- What needs to be done -
Please copy each line below that contains the string "MAHAJAN".

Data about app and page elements
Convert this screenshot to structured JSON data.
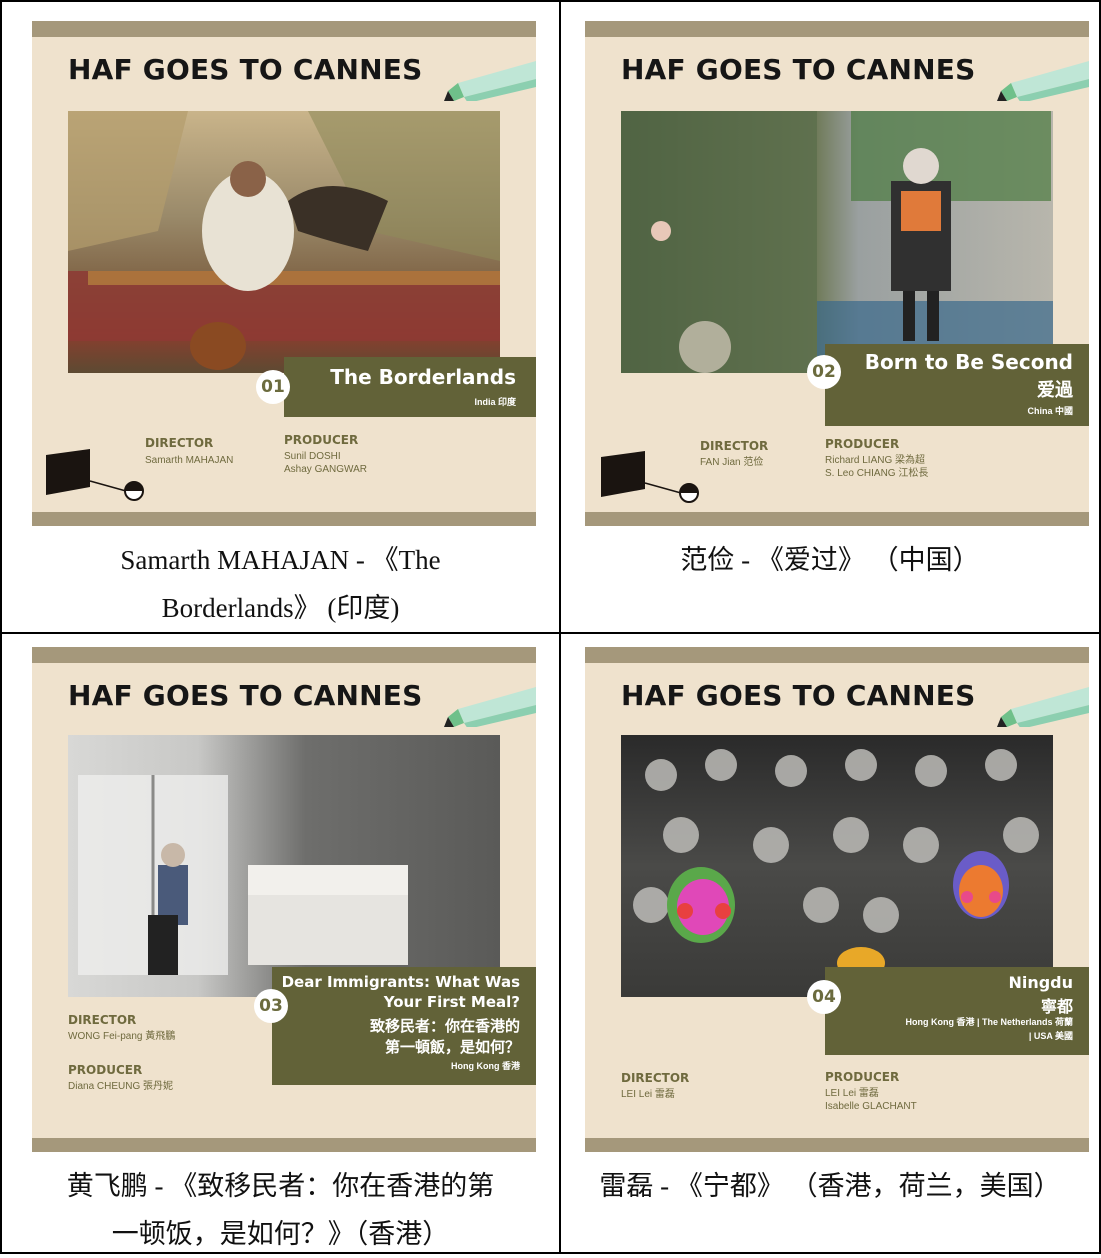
{
  "posters": [
    {
      "header": "HAF GOES TO CANNES",
      "number": "01",
      "title_lines": [
        "The Borderlands"
      ],
      "country": "India 印度",
      "director_label": "DIRECTOR",
      "director": [
        "Samarth MAHAJAN"
      ],
      "producer_label": "PRODUCER",
      "producer": [
        "Sunil DOSHI",
        "Ashay GANGWAR"
      ]
    },
    {
      "header": "HAF GOES TO CANNES",
      "number": "02",
      "title_lines": [
        "Born to Be Second",
        "爱過"
      ],
      "country": "China 中國",
      "director_label": "DIRECTOR",
      "director": [
        "FAN Jian 范俭"
      ],
      "producer_label": "PRODUCER",
      "producer": [
        "Richard LIANG 梁為超",
        "S. Leo CHIANG 江松長"
      ]
    },
    {
      "header": "HAF GOES TO CANNES",
      "number": "03",
      "title_lines": [
        "Dear Immigrants: What Was",
        "Your First Meal?",
        "致移民者：你在香港的",
        "第一頓飯，是如何？"
      ],
      "country": "Hong Kong 香港",
      "director_label": "DIRECTOR",
      "director": [
        "WONG Fei-pang 黃飛鵬"
      ],
      "producer_label": "PRODUCER",
      "producer": [
        "Diana CHEUNG 張丹妮"
      ]
    },
    {
      "header": "HAF GOES TO CANNES",
      "number": "04",
      "title_lines": [
        "Ningdu",
        "寧都"
      ],
      "country_lines": [
        "Hong Kong 香港 | The Netherlands 荷蘭",
        "| USA 美國"
      ],
      "director_label": "DIRECTOR",
      "director": [
        "LEI Lei 雷磊"
      ],
      "producer_label": "PRODUCER",
      "producer": [
        "LEI Lei 雷磊",
        "Isabelle GLACHANT"
      ]
    }
  ],
  "captions": [
    [
      "Samarth MAHAJAN - 《The",
      "Borderlands》 (印度)"
    ],
    [
      "范俭 - 《爱过》 （中国）"
    ],
    [
      "黄飞鹏 - 《致移民者：你在香港的第",
      "一顿饭，是如何？》（香港）"
    ],
    [
      "雷磊 - 《宁都》 （香港，荷兰，美国）"
    ]
  ],
  "colors": {
    "poster_bg": "#efe2cd",
    "band": "#a5987b",
    "tag": "#626238",
    "role_text": "#6f6a3e"
  }
}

- Response -
        "Samarth MAHAJAN"
      "Samarth MAHAJAN - 《The",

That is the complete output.